The Board received a request from Parks & Recreation to authorize the advertisement of a public hearing in order to determine whether it is in the public’s best interest for the Brevard County Public Works Department (Roads & Bridge) to perform the services necessary for the construction of the pedway in Wickham Park.
The pedway project is specified as a project funded by the voter-approved Parks Referendum for Wickham Park improvements. In other words, it can’t be spent for any other purpose other than to improve Wickham Park in some way.
The purpose of the project is to alleviate recreational and safety concerns, specifically with regards to park visitors not having a place to walk, run, or bike that is away from thru-traffic at the park. Both the design and cost estimates were completed, and all regulatory permits were received.
Based on these estimates, it was determined that Public Works can perform the services at a substantial savings of $46,057, which would allow the Parks & Rec. Department to proceed with the project with the current available funding.
Commissioner Trudie Infantini disagreed and attempted to delay the approval of the hearing. Her argument was that we should be considering prioritizing Parks & Rec. projects for the funds, such as putting shading over the playgrounds at the park, before we go ahead with the hearing.
I suggested, as a next step after this project, that the county should begin considering how we could systematically begin adding shade canopies at park playgrounds that don’t have them.

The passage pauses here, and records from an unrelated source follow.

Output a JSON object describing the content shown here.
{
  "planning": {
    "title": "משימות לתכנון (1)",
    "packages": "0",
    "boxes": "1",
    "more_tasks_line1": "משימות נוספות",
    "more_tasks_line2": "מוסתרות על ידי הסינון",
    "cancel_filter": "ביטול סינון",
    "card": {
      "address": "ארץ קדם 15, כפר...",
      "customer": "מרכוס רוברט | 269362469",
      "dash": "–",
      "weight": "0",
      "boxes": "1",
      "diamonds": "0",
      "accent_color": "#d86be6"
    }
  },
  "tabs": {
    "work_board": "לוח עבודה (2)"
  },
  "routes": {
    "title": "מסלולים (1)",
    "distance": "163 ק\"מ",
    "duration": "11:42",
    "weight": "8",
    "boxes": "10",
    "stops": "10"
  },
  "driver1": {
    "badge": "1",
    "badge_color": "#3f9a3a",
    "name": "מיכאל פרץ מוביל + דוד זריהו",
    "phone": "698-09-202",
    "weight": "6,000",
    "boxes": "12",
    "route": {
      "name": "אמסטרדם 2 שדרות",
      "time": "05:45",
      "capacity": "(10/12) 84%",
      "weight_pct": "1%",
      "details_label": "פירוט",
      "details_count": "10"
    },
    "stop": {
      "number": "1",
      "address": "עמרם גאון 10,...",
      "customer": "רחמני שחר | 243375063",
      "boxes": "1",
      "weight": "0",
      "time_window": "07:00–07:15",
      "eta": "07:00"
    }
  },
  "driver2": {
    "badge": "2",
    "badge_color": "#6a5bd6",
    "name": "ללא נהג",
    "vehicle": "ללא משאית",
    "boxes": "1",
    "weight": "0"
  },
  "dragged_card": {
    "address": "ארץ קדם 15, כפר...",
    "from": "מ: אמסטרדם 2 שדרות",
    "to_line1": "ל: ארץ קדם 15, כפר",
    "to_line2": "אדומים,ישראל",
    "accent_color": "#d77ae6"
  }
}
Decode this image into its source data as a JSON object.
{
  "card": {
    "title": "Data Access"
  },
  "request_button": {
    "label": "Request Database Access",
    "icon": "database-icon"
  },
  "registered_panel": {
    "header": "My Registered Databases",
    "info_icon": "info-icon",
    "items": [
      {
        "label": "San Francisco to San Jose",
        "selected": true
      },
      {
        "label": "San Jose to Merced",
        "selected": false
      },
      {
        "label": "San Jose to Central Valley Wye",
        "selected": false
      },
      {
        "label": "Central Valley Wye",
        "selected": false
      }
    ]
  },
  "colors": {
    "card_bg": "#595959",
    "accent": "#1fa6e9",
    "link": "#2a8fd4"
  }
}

If we can somehow figure out how to make that project happen as well, ultimately everybody wins.
The Board voted 4-1, with Commissioner Infantini against, to approve the public hearing for the Pedway Project. Due to Florida Statutes, we must have the public hearing and then another vote before the project can begin.
If you would like to view the agenda, minutes, or video of past Board of County Commissioners Meetings, click here.
ABOUT CURT SMITH, Brevard County District 4 Commissioner
Smith was elected to the Brevard County Commission in November of 2014 with 63 percent of the vote. He ran as a fiscal conservative coming from the private sector with 40 years of small business, entrepreneurial experience. This was his first venture into the world of politics.
Smith and his wife Linda owned and operated a Maaco Autopainting franchise in Melbourne for almost 27 years before retiring at the end of 2013. He grew up in a little town in southern New Jersey on the Delaware River called Pennsville. This is where he developed his deep love of nature and for being on and in the water of the river he loved. He also credits this area, just south of Philadelphia, with his deep love of God and country. The Delaware Valley is often called the cradle of Liberty.
Smith has always been civic minded. Some of his many associations in Brevard County include Board of Directors of Friends of Sally’s House and Prevent as well as supporting Brevard Little League Teams, Habitat for Humanity, Making Strides Against Breast Cancer, Candlelighters, Animal Services, and supporting efforts to restore the Indian River Lagoon.
Curt and his wife Linda have been residents of Melbourne since 1986. They have one daughter and three grandchildren.
To contact Curt Smith e-mail D4.Commissioner@brevardcounty.us or call 321-633-2044.